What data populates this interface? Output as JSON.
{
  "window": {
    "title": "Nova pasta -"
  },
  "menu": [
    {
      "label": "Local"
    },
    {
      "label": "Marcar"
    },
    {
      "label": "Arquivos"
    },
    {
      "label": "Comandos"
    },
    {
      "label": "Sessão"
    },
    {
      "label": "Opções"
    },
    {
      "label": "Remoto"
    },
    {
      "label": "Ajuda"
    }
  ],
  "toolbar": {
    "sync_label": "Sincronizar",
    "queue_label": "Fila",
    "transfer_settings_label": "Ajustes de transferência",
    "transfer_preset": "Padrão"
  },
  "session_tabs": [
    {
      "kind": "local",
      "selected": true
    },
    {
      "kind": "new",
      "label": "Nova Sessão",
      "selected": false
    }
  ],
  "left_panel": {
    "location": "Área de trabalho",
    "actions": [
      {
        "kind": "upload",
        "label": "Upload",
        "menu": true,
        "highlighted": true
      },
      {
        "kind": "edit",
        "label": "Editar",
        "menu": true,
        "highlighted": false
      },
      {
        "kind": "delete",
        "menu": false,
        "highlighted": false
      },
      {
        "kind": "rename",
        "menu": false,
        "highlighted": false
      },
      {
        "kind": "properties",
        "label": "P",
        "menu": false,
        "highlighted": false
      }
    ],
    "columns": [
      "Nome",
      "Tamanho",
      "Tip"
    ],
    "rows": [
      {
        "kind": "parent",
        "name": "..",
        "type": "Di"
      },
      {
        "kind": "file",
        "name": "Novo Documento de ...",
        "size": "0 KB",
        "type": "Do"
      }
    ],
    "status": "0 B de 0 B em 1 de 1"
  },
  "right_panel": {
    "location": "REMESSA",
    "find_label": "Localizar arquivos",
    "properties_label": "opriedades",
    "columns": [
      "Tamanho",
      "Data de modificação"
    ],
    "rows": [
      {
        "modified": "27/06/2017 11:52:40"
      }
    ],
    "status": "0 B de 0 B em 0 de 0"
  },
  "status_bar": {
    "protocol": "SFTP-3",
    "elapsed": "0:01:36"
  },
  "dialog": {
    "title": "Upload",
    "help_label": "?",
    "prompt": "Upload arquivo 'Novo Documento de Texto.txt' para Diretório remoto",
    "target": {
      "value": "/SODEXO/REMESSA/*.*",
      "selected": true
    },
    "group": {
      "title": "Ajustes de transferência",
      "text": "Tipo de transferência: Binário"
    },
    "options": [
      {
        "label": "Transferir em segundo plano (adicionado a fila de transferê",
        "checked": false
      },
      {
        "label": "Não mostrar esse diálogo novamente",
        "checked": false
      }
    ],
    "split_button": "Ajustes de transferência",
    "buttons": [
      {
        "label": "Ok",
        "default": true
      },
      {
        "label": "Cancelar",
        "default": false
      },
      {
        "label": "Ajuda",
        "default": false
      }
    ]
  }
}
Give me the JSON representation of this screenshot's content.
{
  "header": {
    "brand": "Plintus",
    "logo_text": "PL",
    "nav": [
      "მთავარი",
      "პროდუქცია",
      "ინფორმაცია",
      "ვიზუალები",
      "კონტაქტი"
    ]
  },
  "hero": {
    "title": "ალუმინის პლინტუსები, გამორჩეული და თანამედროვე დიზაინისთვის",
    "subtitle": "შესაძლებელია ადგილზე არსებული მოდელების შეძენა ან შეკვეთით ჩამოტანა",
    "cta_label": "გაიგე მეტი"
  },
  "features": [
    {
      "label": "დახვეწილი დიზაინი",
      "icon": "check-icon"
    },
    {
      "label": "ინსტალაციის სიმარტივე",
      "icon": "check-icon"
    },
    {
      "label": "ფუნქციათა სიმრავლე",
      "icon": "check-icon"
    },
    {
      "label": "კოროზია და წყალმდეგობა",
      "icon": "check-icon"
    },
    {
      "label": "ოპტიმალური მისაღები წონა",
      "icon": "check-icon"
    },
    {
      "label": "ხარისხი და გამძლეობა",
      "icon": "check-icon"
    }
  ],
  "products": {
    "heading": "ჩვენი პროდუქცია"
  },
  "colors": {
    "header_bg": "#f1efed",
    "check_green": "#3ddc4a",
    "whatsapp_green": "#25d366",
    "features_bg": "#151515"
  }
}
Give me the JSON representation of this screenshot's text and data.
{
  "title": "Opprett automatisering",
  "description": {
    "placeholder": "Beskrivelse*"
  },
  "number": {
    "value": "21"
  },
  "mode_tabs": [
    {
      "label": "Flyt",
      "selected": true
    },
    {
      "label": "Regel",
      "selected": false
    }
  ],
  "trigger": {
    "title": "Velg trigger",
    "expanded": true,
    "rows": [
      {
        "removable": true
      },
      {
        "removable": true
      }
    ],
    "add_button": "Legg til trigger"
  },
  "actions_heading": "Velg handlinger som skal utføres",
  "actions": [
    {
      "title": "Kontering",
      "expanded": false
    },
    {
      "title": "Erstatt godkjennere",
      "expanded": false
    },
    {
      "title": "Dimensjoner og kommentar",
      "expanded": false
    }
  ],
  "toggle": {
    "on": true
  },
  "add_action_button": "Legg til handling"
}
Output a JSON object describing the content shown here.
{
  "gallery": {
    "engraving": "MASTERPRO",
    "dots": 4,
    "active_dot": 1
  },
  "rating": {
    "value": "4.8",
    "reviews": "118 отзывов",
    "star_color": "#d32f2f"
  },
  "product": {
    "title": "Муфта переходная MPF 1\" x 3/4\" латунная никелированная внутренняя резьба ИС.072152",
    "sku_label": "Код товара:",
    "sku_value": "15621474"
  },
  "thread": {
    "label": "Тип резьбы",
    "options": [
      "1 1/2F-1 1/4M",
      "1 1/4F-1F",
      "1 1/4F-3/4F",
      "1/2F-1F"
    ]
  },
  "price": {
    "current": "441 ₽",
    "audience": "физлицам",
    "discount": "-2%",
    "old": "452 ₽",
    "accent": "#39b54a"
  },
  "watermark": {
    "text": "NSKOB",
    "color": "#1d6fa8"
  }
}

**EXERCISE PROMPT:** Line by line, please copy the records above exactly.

**SOLUTION FOR THIS EXERCISE:**
What data populates this interface? Output as JSON.
{
  "window": {
    "title": "Nova pasta -"
  },
  "menu": [
    {
      "label": "Local"
    },
    {
      "label": "Marcar"
    },
    {
      "label": "Arquivos"
    },
    {
      "label": "Comandos"
    },
    {
      "label": "Sessão"
    },
    {
      "label": "Opções"
    },
    {
      "label": "Remoto"
    },
    {
      "label": "Ajuda"
    }
  ],
  "toolbar": {
    "sync_label": "Sincronizar",
    "queue_label": "Fila",
    "transfer_settings_label": "Ajustes de transferência",
    "transfer_preset": "Padrão"
  },
  "session_tabs": [
    {
      "kind": "local",
      "selected": true
    },
    {
      "kind": "new",
      "label": "Nova Sessão",
      "selected": false
    }
  ],
  "left_panel": {
    "location": "Área de trabalho",
    "actions": [
      {
        "kind": "upload",
        "label": "Upload",
        "menu": true,
        "highlighted": true
      },
      {
        "kind": "edit",
        "label": "Editar",
        "menu": true,
        "highlighted": false
      },
      {
        "kind": "delete",
        "menu": false,
        "highlighted": false
      },
      {
        "kind": "rename",
        "menu": false,
        "highlighted": false
      },
      {
        "kind": "properties",
        "label": "P",
        "menu": false,
        "highlighted": false
      }
    ],
    "columns": [
      "Nome",
      "Tamanho",
      "Tip"
    ],
    "rows": [
      {
        "kind": "parent",
        "name": "..",
        "type": "Di"
      },
      {
        "kind": "file",
        "name": "Novo Documento de ...",
        "size": "0 KB",
        "type": "Do"
      }
    ],
    "status": "0 B de 0 B em 1 de 1"
  },
  "right_panel": {
    "location": "REMESSA",
    "find_label": "Localizar arquivos",
    "properties_label": "opriedades",
    "columns": [
      "Tamanho",
      "Data de modificação"
    ],
    "rows": [
      {
        "modified": "27/06/2017 11:52:40"
      }
    ],
    "status": "0 B de 0 B em 0 de 0"
  },
  "status_bar": {
    "protocol": "SFTP-3",
    "elapsed": "0:01:36"
  },
  "dialog": {
    "title": "Upload",
    "help_label": "?",
    "prompt": "Upload arquivo 'Novo Documento de Texto.txt' para Diretório remoto",
    "target": {
      "value": "/SODEXO/REMESSA/*.*",
      "selected": true
    },
    "group": {
      "title": "Ajustes de transferência",
      "text": "Tipo de transferência: Binário"
    },
    "options": [
      {
        "label": "Transferir em segundo plano (adicionado a fila de transferê",
        "checked": false
      },
      {
        "label": "Não mostrar esse diálogo novamente",
        "checked": false
      }
    ],
    "split_button": "Ajustes de transferência",
    "buttons": [
      {
        "label": "Ok",
        "default": true
      },
      {
        "label": "Cancelar",
        "default": false
      },
      {
        "label": "Ajuda",
        "default": false
      }
    ]
  }
}
Give me the JSON representation of this screenshot's content.
{
  "header": {
    "brand": "Plintus",
    "logo_text": "PL",
    "nav": [
      "მთავარი",
      "პროდუქცია",
      "ინფორმაცია",
      "ვიზუალები",
      "კონტაქტი"
    ]
  },
  "hero": {
    "title": "ალუმინის პლინტუსები, გამორჩეული და თანამედროვე დიზაინისთვის",
    "subtitle": "შესაძლებელია ადგილზე არსებული მოდელების შეძენა ან შეკვეთით ჩამოტანა",
    "cta_label": "გაიგე მეტი"
  },
  "features": [
    {
      "label": "დახვეწილი დიზაინი",
      "icon": "check-icon"
    },
    {
      "label": "ინსტალაციის სიმარტივე",
      "icon": "check-icon"
    },
    {
      "label": "ფუნქციათა სიმრავლე",
      "icon": "check-icon"
    },
    {
      "label": "კოროზია და წყალმდეგობა",
      "icon": "check-icon"
    },
    {
      "label": "ოპტიმალური მისაღები წონა",
      "icon": "check-icon"
    },
    {
      "label": "ხარისხი და გამძლეობა",
      "icon": "check-icon"
    }
  ],
  "products": {
    "heading": "ჩვენი პროდუქცია"
  },
  "colors": {
    "header_bg": "#f1efed",
    "check_green": "#3ddc4a",
    "whatsapp_green": "#25d366",
    "features_bg": "#151515"
  }
}
Give me the JSON representation of this screenshot's text and data.
{
  "title": "Opprett automatisering",
  "description": {
    "placeholder": "Beskrivelse*"
  },
  "number": {
    "value": "21"
  },
  "mode_tabs": [
    {
      "label": "Flyt",
      "selected": true
    },
    {
      "label": "Regel",
      "selected": false
    }
  ],
  "trigger": {
    "title": "Velg trigger",
    "expanded": true,
    "rows": [
      {
        "removable": true
      },
      {
        "removable": true
      }
    ],
    "add_button": "Legg til trigger"
  },
  "actions_heading": "Velg handlinger som skal utføres",
  "actions": [
    {
      "title": "Kontering",
      "expanded": false
    },
    {
      "title": "Erstatt godkjennere",
      "expanded": false
    },
    {
      "title": "Dimensjoner og kommentar",
      "expanded": false
    }
  ],
  "toggle": {
    "on": true
  },
  "add_action_button": "Legg til handling"
}
Output a JSON object describing the content shown here.
{
  "gallery": {
    "engraving": "MASTERPRO",
    "dots": 4,
    "active_dot": 1
  },
  "rating": {
    "value": "4.8",
    "reviews": "118 отзывов",
    "star_color": "#d32f2f"
  },
  "product": {
    "title": "Муфта переходная MPF 1\" x 3/4\" латунная никелированная внутренняя резьба ИС.072152",
    "sku_label": "Код товара:",
    "sku_value": "15621474"
  },
  "thread": {
    "label": "Тип резьбы",
    "options": [
      "1 1/2F-1 1/4M",
      "1 1/4F-1F",
      "1 1/4F-3/4F",
      "1/2F-1F"
    ]
  },
  "price": {
    "current": "441 ₽",
    "audience": "физлицам",
    "discount": "-2%",
    "old": "452 ₽",
    "accent": "#39b54a"
  },
  "watermark": {
    "text": "NSKOB",
    "color": "#1d6fa8"
  }
}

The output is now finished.